• [WHAT YOU ARE ASKED TO DO] Where a line holds the word "Determine", copy that line from the data below.

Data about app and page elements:
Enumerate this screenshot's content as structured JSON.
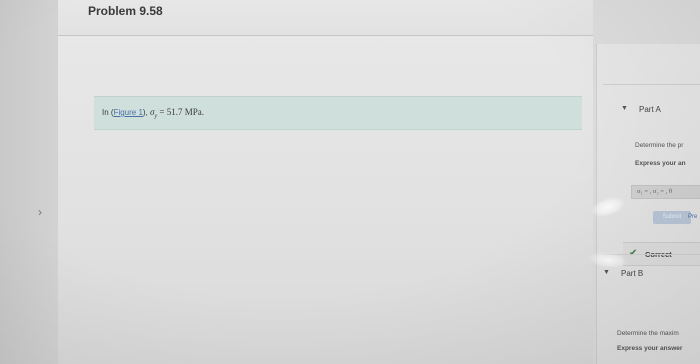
{
  "problem": {
    "title": "Problem 9.58"
  },
  "info": {
    "prefix": "In (",
    "figure_link": "Figure 1",
    "middle": "),",
    "sigma": "σ",
    "sub": "y",
    "equals": " = 51.7 MPa."
  },
  "right_panel": {
    "part_a_label": "Part A",
    "determine_text": "Determine the pr",
    "express_text": "Express your an",
    "symbols_text": "σ₁ =⁡ , σ₂ =⁡ , θ",
    "submit_label": "Submit",
    "prev_link": "Pre",
    "correct_label": "Correct",
    "part_b_label": "Part B",
    "determine_b_text": "Determine the maxim",
    "express_b_text": "Express your answer"
  },
  "nav": {
    "chevron": "›"
  }
}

• [SOLVED PROBLEM]
    "determine_text": "Determine the pr",
    "determine_b_text": "Determine the maxim",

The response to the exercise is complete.